How to Determine Squirrel Gender
If you’re interested in determining the gender of a squirrel, you’ve probably wondered how to do it. Humans aren’t equipped to climb trees, so identifying the gender of a squirrel can be tricky. You can look for specific characteristics, such as size and color, nesting habits, and tail morphology, to make an educated guess. Listed below are some ways to tell the difference.
If you’ve ever wondered how to determine squirrel gender, then you’re not alone. Many species are easy to identify, as the male and female parts are generally very similar. Here are some ways to spot the difference in your new pet. A male squirrel has a small scrotum sac on the rear of its body, whereas a female has a large scrotum sac on its front. The scrotum sac is easily identifiable if you spot it while it’s strutting.

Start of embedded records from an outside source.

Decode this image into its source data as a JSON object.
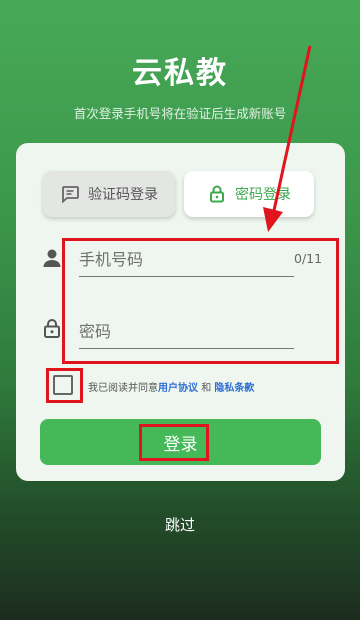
{
  "app": {
    "title": "云私教",
    "subtitle": "首次登录手机号将在验证后生成新账号"
  },
  "tabs": {
    "sms_label": "验证码登录",
    "password_label": "密码登录",
    "active": "password"
  },
  "form": {
    "phone_placeholder": "手机号码",
    "phone_counter": "0/11",
    "password_placeholder": "密码"
  },
  "agreement": {
    "prefix": "我已阅读并同意",
    "user_agreement": "用户协议",
    "conjunction": "和",
    "privacy_terms": "隐私条款",
    "checked": false
  },
  "buttons": {
    "login_label": "登录",
    "skip_label": "跳过"
  },
  "icons": {
    "sms_tab": "message-icon",
    "password_tab": "lock-icon",
    "phone_field": "person-icon",
    "password_field": "lock-icon"
  },
  "colors": {
    "accent": "#45b857",
    "link": "#2f6fd6",
    "annotation": "#e0141d"
  }
}
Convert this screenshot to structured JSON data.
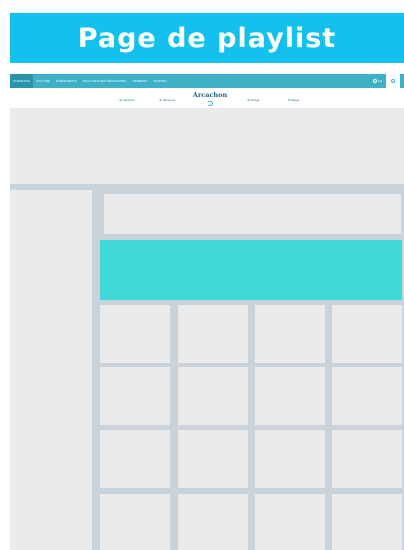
{
  "banner": {
    "title": "Page de playlist"
  },
  "navbar": {
    "items": [
      {
        "label": "Panorama",
        "active": true
      },
      {
        "label": "Culture",
        "active": false
      },
      {
        "label": "Evénements",
        "active": false
      },
      {
        "label": "Pelouses des réservoirs",
        "active": false
      },
      {
        "label": "Membres",
        "active": false
      },
      {
        "label": "Sorties",
        "active": false
      }
    ],
    "lang": "EN",
    "icons": [
      "globe-icon",
      "search-icon"
    ]
  },
  "subnav": {
    "links": [
      "Je rejoindre",
      "Je découvre",
      "Je bouge",
      "Pratique"
    ],
    "logo": {
      "brand": "Arcachon",
      "tagline": "à vivre et à aimer"
    }
  },
  "colors": {
    "banner": "#13c0ee",
    "navbar": "#3fb1c6",
    "player": "#3fdad8",
    "placeholder": "#ebebeb",
    "gutter": "#cad3da"
  },
  "grid": {
    "rows": 4,
    "cols": 4
  }
}
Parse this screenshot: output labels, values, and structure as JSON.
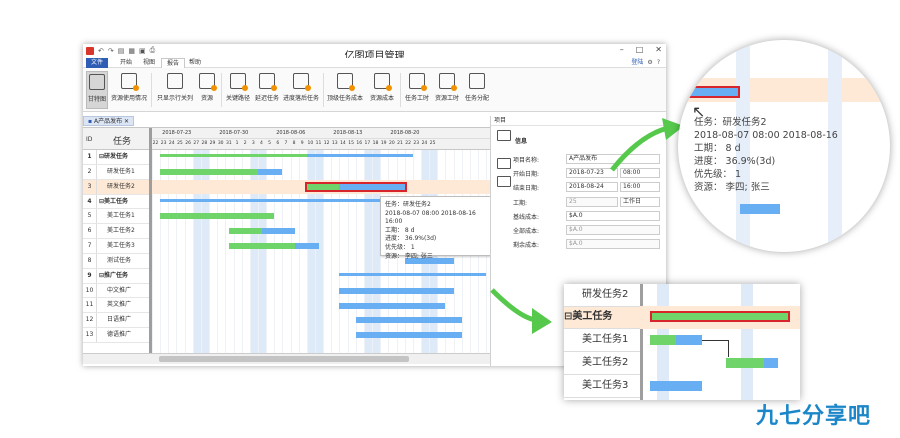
{
  "window": {
    "title": "亿图项目管理",
    "menus": [
      "文件",
      "开始",
      "视图",
      "报告",
      "帮助"
    ],
    "login": "登陆"
  },
  "ribbon": {
    "buttons": [
      "甘特图",
      "资源使用情况",
      "只显示行关列",
      "资源",
      "关键路径",
      "延迟任务",
      "进度落后任务",
      "顶级任务成本",
      "资源成本",
      "任务工时",
      "资源工时",
      "任务分配"
    ]
  },
  "doc_tab": "A产品发布",
  "grid": {
    "id_header": "ID",
    "task_header": "任务",
    "rows": [
      {
        "id": "1",
        "name": "研发任务",
        "bold": true,
        "collapse": "⊟"
      },
      {
        "id": "2",
        "name": "研发任务1"
      },
      {
        "id": "3",
        "name": "研发任务2"
      },
      {
        "id": "4",
        "name": "美工任务",
        "bold": true,
        "collapse": "⊟"
      },
      {
        "id": "5",
        "name": "美工任务1"
      },
      {
        "id": "6",
        "name": "美工任务2"
      },
      {
        "id": "7",
        "name": "美工任务3"
      },
      {
        "id": "8",
        "name": "测试任务"
      },
      {
        "id": "9",
        "name": "推广任务",
        "bold": true,
        "collapse": "⊟"
      },
      {
        "id": "10",
        "name": "中文推广"
      },
      {
        "id": "11",
        "name": "英文推广"
      },
      {
        "id": "12",
        "name": "日语推广"
      },
      {
        "id": "13",
        "name": "德语推广"
      }
    ]
  },
  "timeline": {
    "weeks": [
      "2018-07-23",
      "2018-07-30",
      "2018-08-06",
      "2018-08-13",
      "2018-08-20"
    ],
    "days": [
      "22",
      "23",
      "24",
      "25",
      "26",
      "27",
      "28",
      "29",
      "30",
      "31",
      "1",
      "2",
      "3",
      "4",
      "5",
      "6",
      "7",
      "8",
      "9",
      "10",
      "11",
      "12",
      "13",
      "14",
      "15",
      "16",
      "17",
      "18",
      "19",
      "20",
      "21",
      "22",
      "23",
      "24",
      "25"
    ]
  },
  "tooltip": {
    "lines": [
      "任务：研发任务2",
      "2018-08-07 08:00 2018-08-16 16:00",
      "工期：  8 d",
      "进度：  36.9%(3d)",
      "优先级：  1",
      "资源：  李四; 张三"
    ]
  },
  "panel": {
    "header": "项目",
    "section": "信息",
    "fields": [
      {
        "label": "项目名称:",
        "value": "A产品发布"
      },
      {
        "label": "开始日期:",
        "value": "2018-07-23",
        "time": "08:00"
      },
      {
        "label": "结束日期:",
        "value": "2018-08-24",
        "time": "16:00"
      },
      {
        "label": "工期:",
        "value": "25",
        "unit": "工作日"
      },
      {
        "label": "基线成本:",
        "value": "$A.0"
      },
      {
        "label": "全部成本:",
        "value": "$A.0"
      },
      {
        "label": "剩余成本:",
        "value": "$A.0"
      }
    ]
  },
  "zoom_tooltip": [
    "任务：研发任务2",
    "2018-08-07 08:00 2018-08-16",
    "工期：  8 d",
    "进度：  36.9%(3d)",
    "优先级：  1",
    "资源：  李四; 张三"
  ],
  "zoom_rows": [
    "研发任务2",
    "美工任务",
    "美工任务1",
    "美工任务2",
    "美工任务3"
  ],
  "brand": "九七分享吧",
  "colors": {
    "accent": "#2d5db5",
    "green_bar": "#6fd46a",
    "blue_bar": "#68aef3",
    "select_red": "#d8242b",
    "arrow_green": "#56c94c"
  }
}
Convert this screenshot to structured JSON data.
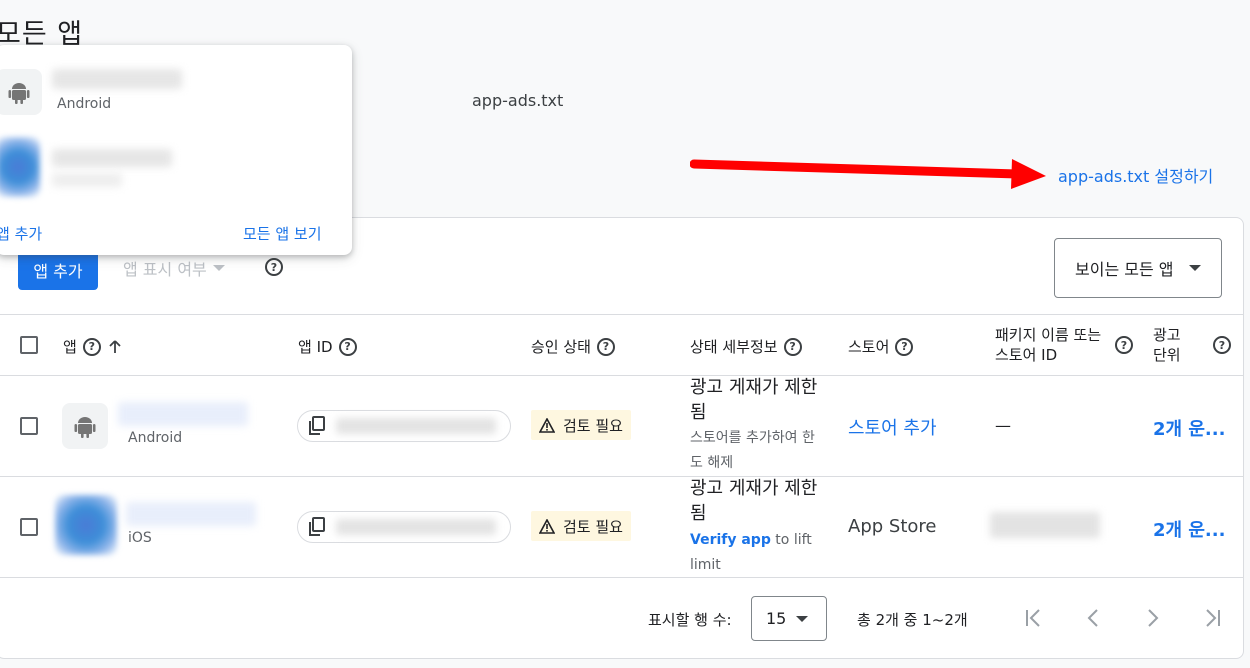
{
  "page": {
    "title": "모든 앱"
  },
  "header": {
    "appads_label": "app-ads.txt",
    "setup_link": "app-ads.txt 설정하기",
    "arrow_color": "#ff0000"
  },
  "toolbar": {
    "add_app_label": "앱 추가",
    "filter_label": "앱 표시 여부",
    "visible_apps_label": "보이는 모든 앱"
  },
  "table": {
    "columns": {
      "app": "앱",
      "app_id": "앱 ID",
      "approval": "승인 상태",
      "status_detail": "상태 세부정보",
      "store": "스토어",
      "package_line1": "패키지 이름 또는",
      "package_line2": "스토어 ID",
      "ad_units_line1": "광고",
      "ad_units_line2": "단위"
    },
    "rows": [
      {
        "platform": "Android",
        "approval": "검토 필요",
        "status_main": "광고 게재가 제한됨",
        "status_sub": "스토어를 추가하여 한도 해제",
        "store": "스토어 추가",
        "package": "—",
        "ad_units": "2개 운..."
      },
      {
        "platform": "iOS",
        "approval": "검토 필요",
        "status_main": "광고 게재가 제한됨",
        "verify_link": "Verify app",
        "verify_rest": " to lift limit",
        "store": "App Store",
        "ad_units": "2개 운..."
      }
    ]
  },
  "pagination": {
    "rows_label": "표시할 행 수:",
    "rows_value": "15",
    "range": "총 2개 중 1~2개"
  },
  "popup": {
    "platform": "Android",
    "add_app": "앱 추가",
    "view_all": "모든 앱 보기"
  },
  "colors": {
    "accent": "#1a73e8",
    "badge_bg": "#fef7e0"
  }
}
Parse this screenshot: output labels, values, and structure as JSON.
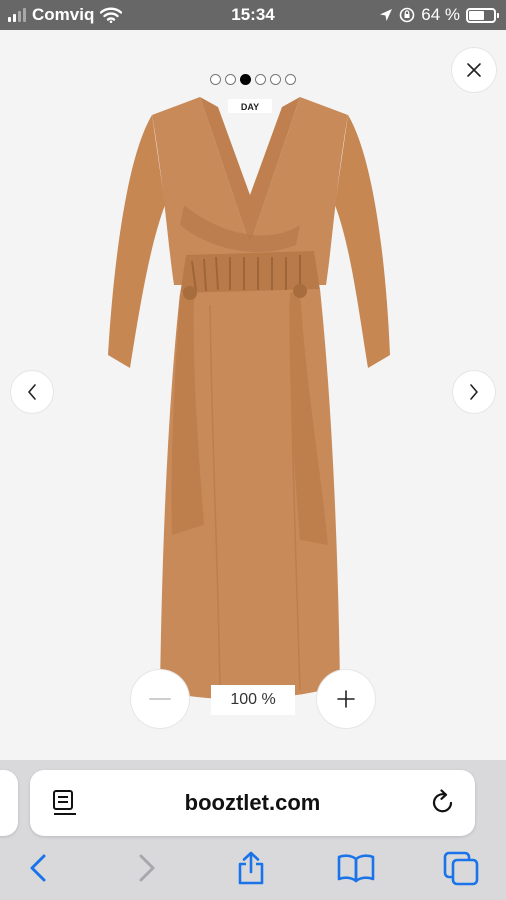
{
  "status_bar": {
    "carrier": "Comviq",
    "time": "15:34",
    "battery_text": "64 %",
    "battery_level": 0.64,
    "signal_bars_active": 2,
    "signal_bars_total": 4
  },
  "viewer": {
    "image_count": 6,
    "active_image_index": 2,
    "zoom_level": "100 %",
    "product_image_label": "DAY"
  },
  "browser": {
    "url": "booztlet.com"
  },
  "colors": {
    "accent_blue": "#1a73e8",
    "dress": "#c98a5a",
    "status_bar": "#676767"
  },
  "icons": {
    "close": "close-icon",
    "prev": "chevron-left-icon",
    "next": "chevron-right-icon",
    "zoom_out": "minus-icon",
    "zoom_in": "plus-icon",
    "reader": "reader-mode-icon",
    "reload": "reload-icon",
    "back": "back-icon",
    "forward": "forward-icon",
    "share": "share-icon",
    "bookmarks": "bookmarks-icon",
    "tabs": "tabs-icon"
  }
}
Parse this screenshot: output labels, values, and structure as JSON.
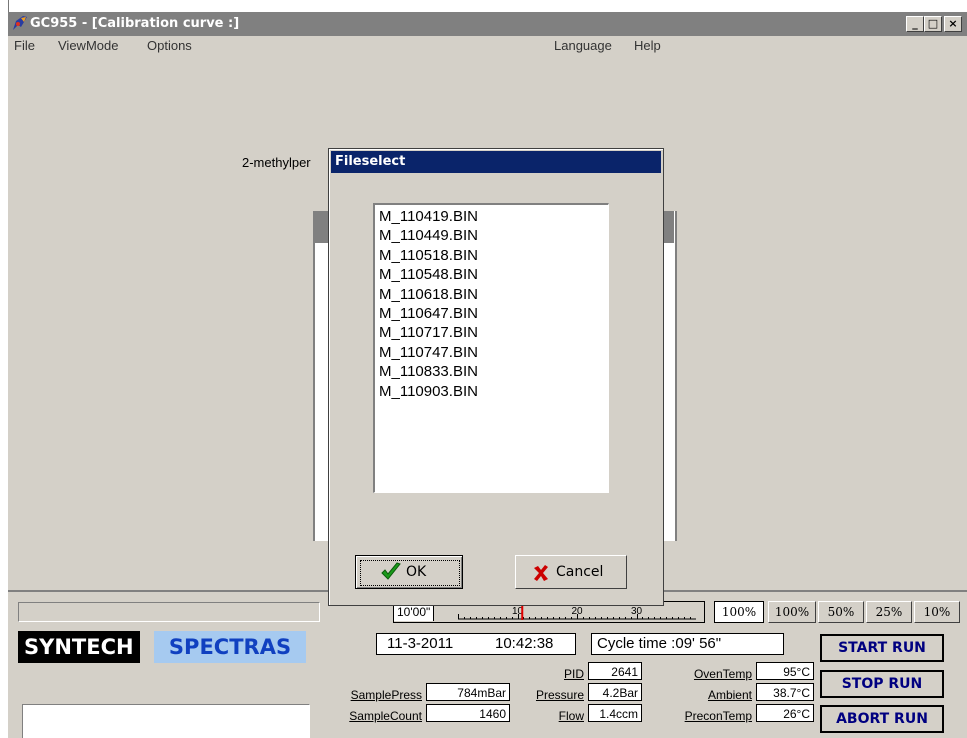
{
  "window": {
    "title": "GC955 - [Calibration curve :]",
    "controls": [
      "_",
      "□",
      "×"
    ]
  },
  "menu": {
    "left": [
      "File",
      "ViewMode",
      "Options"
    ],
    "right": [
      "Language",
      "Help"
    ]
  },
  "background": {
    "compound_label": "2-methylper"
  },
  "dialog": {
    "title": "Fileselect",
    "files": [
      "M_110419.BIN",
      "M_110449.BIN",
      "M_110518.BIN",
      "M_110548.BIN",
      "M_110618.BIN",
      "M_110647.BIN",
      "M_110717.BIN",
      "M_110747.BIN",
      "M_110833.BIN",
      "M_110903.BIN"
    ],
    "ok_label": "OK",
    "cancel_label": "Cancel"
  },
  "timeline": {
    "start": "10'00\"",
    "ticks": [
      "10",
      "20",
      "30"
    ],
    "progress_marker": 0.27
  },
  "zoom": {
    "current": "100%",
    "options": [
      "100%",
      "50%",
      "25%",
      "10%"
    ]
  },
  "brand": {
    "syntech": "SYNTECH",
    "spectras": "SPECTRAS"
  },
  "status": {
    "date": "11-3-2011",
    "time": "10:42:38",
    "cycle_time": "Cycle time :09' 56\""
  },
  "readings": {
    "pid_label": "PID",
    "pid": "2641",
    "oventemp_label": "OvenTemp",
    "oventemp": "95°C",
    "samplepress_label": "SamplePress",
    "samplepress": "784mBar",
    "pressure_label": "Pressure",
    "pressure": "4.2Bar",
    "ambient_label": "Ambient",
    "ambient": "38.7°C",
    "samplecount_label": "SampleCount",
    "samplecount": "1460",
    "flow_label": "Flow",
    "flow": "1.4ccm",
    "precontemp_label": "PreconTemp",
    "precontemp": "26°C"
  },
  "run_buttons": {
    "start": "START RUN",
    "stop": "STOP RUN",
    "abort": "ABORT RUN"
  },
  "colors": {
    "title_inactive": "#808080",
    "dialog_title": "#0a246a",
    "spectras_bg": "#a6caf0",
    "spectras_text": "#1040c0",
    "marker": "#e00000",
    "ok_check": "#1a9a1a",
    "cancel_x": "#cc0000"
  }
}
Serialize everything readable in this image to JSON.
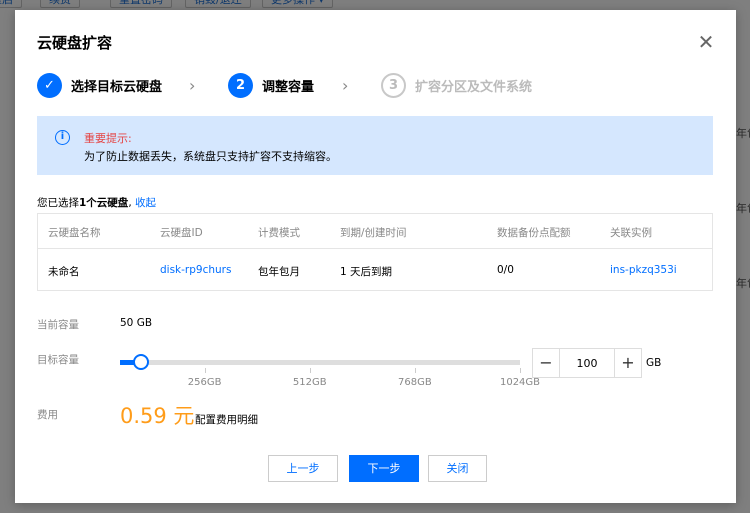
{
  "background": {
    "toolbar_buttons": [
      "重启",
      "续费",
      "重置密码",
      "销毁/退还",
      "更多操作 ▾"
    ],
    "side_texts": [
      "年包",
      "年包",
      "年包"
    ]
  },
  "dialog": {
    "title": "云硬盘扩容",
    "close_icon": "close-icon",
    "steps": [
      {
        "index": "✓",
        "label": "选择目标云硬盘",
        "state": "done"
      },
      {
        "index": "2",
        "label": "调整容量",
        "state": "active"
      },
      {
        "index": "3",
        "label": "扩容分区及文件系统",
        "state": "pending"
      }
    ],
    "step_separator": "›",
    "notice": {
      "icon": "info-icon",
      "icon_glyph": "i",
      "title": "重要提示:",
      "body": "为了防止数据丢失，系统盘只支持扩容不支持缩容。"
    },
    "selection": {
      "prefix": "您已选择",
      "count": "1个云硬盘",
      "suffix": ", ",
      "collapse": "收起"
    },
    "table": {
      "columns": [
        "云硬盘名称",
        "云硬盘ID",
        "计费模式",
        "到期/创建时间",
        "数据备份点配额",
        "关联实例"
      ],
      "rows": [
        [
          "未命名",
          "disk-rp9churs",
          "包年包月",
          "1 天后到期",
          "0/0",
          "ins-pkzq353i"
        ]
      ]
    },
    "current_capacity": {
      "label": "当前容量",
      "value": "50 GB"
    },
    "target_capacity": {
      "label": "目标容量",
      "value": "100",
      "unit": "GB",
      "minus": "−",
      "plus": "+",
      "slider_min": 50,
      "slider_max": 1024,
      "slider_value": 100,
      "ticks": [
        {
          "value": 256,
          "label": "256GB"
        },
        {
          "value": 512,
          "label": "512GB"
        },
        {
          "value": 768,
          "label": "768GB"
        },
        {
          "value": 1024,
          "label": "1024GB"
        }
      ]
    },
    "fee": {
      "label": "费用",
      "value": "0.59 元",
      "detail": "配置费用明细"
    },
    "buttons": {
      "prev": "上一步",
      "next": "下一步",
      "close": "关闭"
    },
    "colors": {
      "primary": "#006eff",
      "fee": "#ff9c19",
      "warning": "#e54545",
      "notice_bg": "#d5e7fe"
    }
  }
}
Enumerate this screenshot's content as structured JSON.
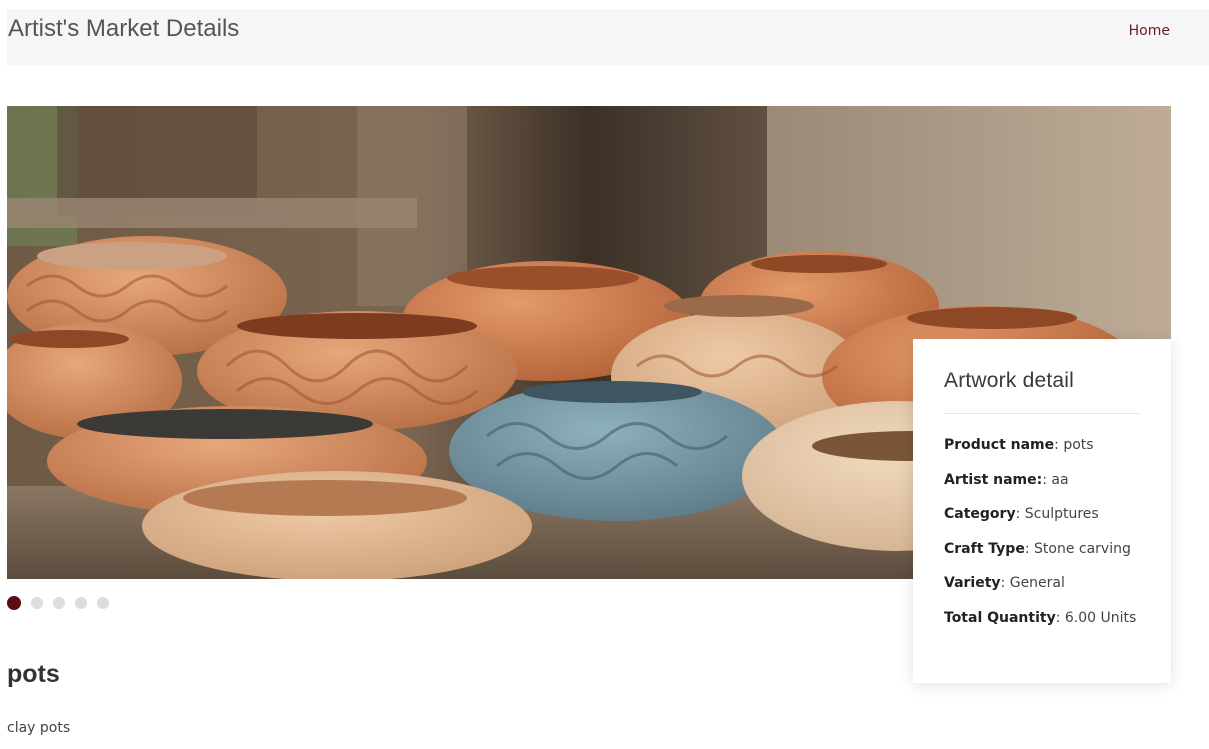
{
  "header": {
    "site_title": "Artist's Market Details",
    "nav": {
      "home_label": "Home"
    }
  },
  "hero": {
    "image_icon": "pottery-photo",
    "slide_count": 5,
    "active_slide": 1
  },
  "detail_card": {
    "title": "Artwork detail",
    "fields": [
      {
        "label": "Product name",
        "separator": ": ",
        "value": "pots"
      },
      {
        "label": "Artist name:",
        "separator": ": ",
        "value": "aa"
      },
      {
        "label": "Category",
        "separator": ": ",
        "value": "Sculptures"
      },
      {
        "label": "Craft Type",
        "separator": ": ",
        "value": "Stone carving"
      },
      {
        "label": "Variety",
        "separator": ": ",
        "value": "General"
      },
      {
        "label": "Total Quantity",
        "separator": ": ",
        "value": "6.00 Units"
      }
    ]
  },
  "product": {
    "title": "pots",
    "description": "clay pots"
  },
  "colors": {
    "accent": "#5b0d14",
    "nav_link": "#6a1d22",
    "topbar_bg": "#f6f6f6"
  }
}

A male and female red squirrel have different sex markings on their body. The dominant male usually mates with the female, but there may be more than one male. You can also determine a squirrel’s gender by measuring the distance between its genital opening and anus. A female red squirrel has an aperture that is only a few centimeters apart while a male has a very large aperture. These differences will indicate the sex of a baby.
It’s not always easy to determine a squirrel’s gender by color. Color can vary widely both locally and regionally, but it’s generally brown/gray on top and white below. This color pattern is a wild type, and it results from a squirrel’s production of melanin. There are two different types of melanin, eumelanin and phaeomelanin, and different combinations result in different hues. In squirrels, these pigments are used alternately, which results in banded hairs.
To determine the sex of a gray squirrel, observe its mating ritual. During mating season, male squirrels show their genitalia, but they look similar to females. During mating season, a male will put more effort into building his nest, which is why he’s often the dominant one. In a female, the genital opening and anus are very close to each other.
One way to tell whether a squirrel is male or female is to watch its behavior. Squirrels often chase each other, and it’s very hard to tell if it’s a male or a female by watching how they act. Males often have Homer Simpson-style lifestyles, so they are more likely to become a meal for a predator. Researchers strapped photosensitive collars to both male and female squirrels and placed carrots in traps to attract them. Males tended to ignore the collars and would sometimes bite researchers if they thought they were a threat.
Fortunately, a lot of species have distinguishable parts that can help you determine their sex. For example, a female squirrel will have a scrotum sac near her anus, whereas a male will have a genital opening at the base of its tail. A female squirrel may have several suitors, but a dominant male usually mates with the female first. As a general rule, the female stays in estrus for just a few hours before giving birth.
If you’re interested in the nature of the creatures in your neighborhood, one great way to tell if they’re male or female is to look at their nesting habits. While birds often use leaves to make their nests, squirrels often choose debris from their surroundings to create their own nests. Often these nests are more accessible, closer to the trunk of a tree, or even in the forks of branches.
The first thing to know about female squirrels is that they have babies and they spend a lot of time in the den. When they’re pregnant, females tend to mate with several males, which can result in more than one father in the litter. However, females stay in the nest until they are at least six weeks old, and they continue to stay close to their mothers for a few weeks afterward.
Most species of squirrels can be categorized into two groups: ground-dwelling and tree-dwelling. While both genders have similar physical characteristics, some features help identify them, including their genitalia. For instance, male squirrels are distinguished from females by the presence of testicles, while females are distinguishable from their non-breeding counterparts by the absence of a scrotum sac. Additionally, male squirrels will often make chirping noises and have longer tails than females do.
In North America, squirrels are divided into three major groups: flying, ground, and tree-dwelling. Many species of these rodents are vocal, and many species have distinctive warning calls to protect their young. Those sounds are distinctly different and help distinguish them by gender, age, and circumstance. The most common warning calls are the kuk sound, which a squirrel emits when it senses the presence of a predator.
Jessica Watson is a PHD holder from the University of Washington. She studied behavior and interaction between squirrels and has presented her research in several wildlife conferences including TWS Annual Conference in Winnipeg.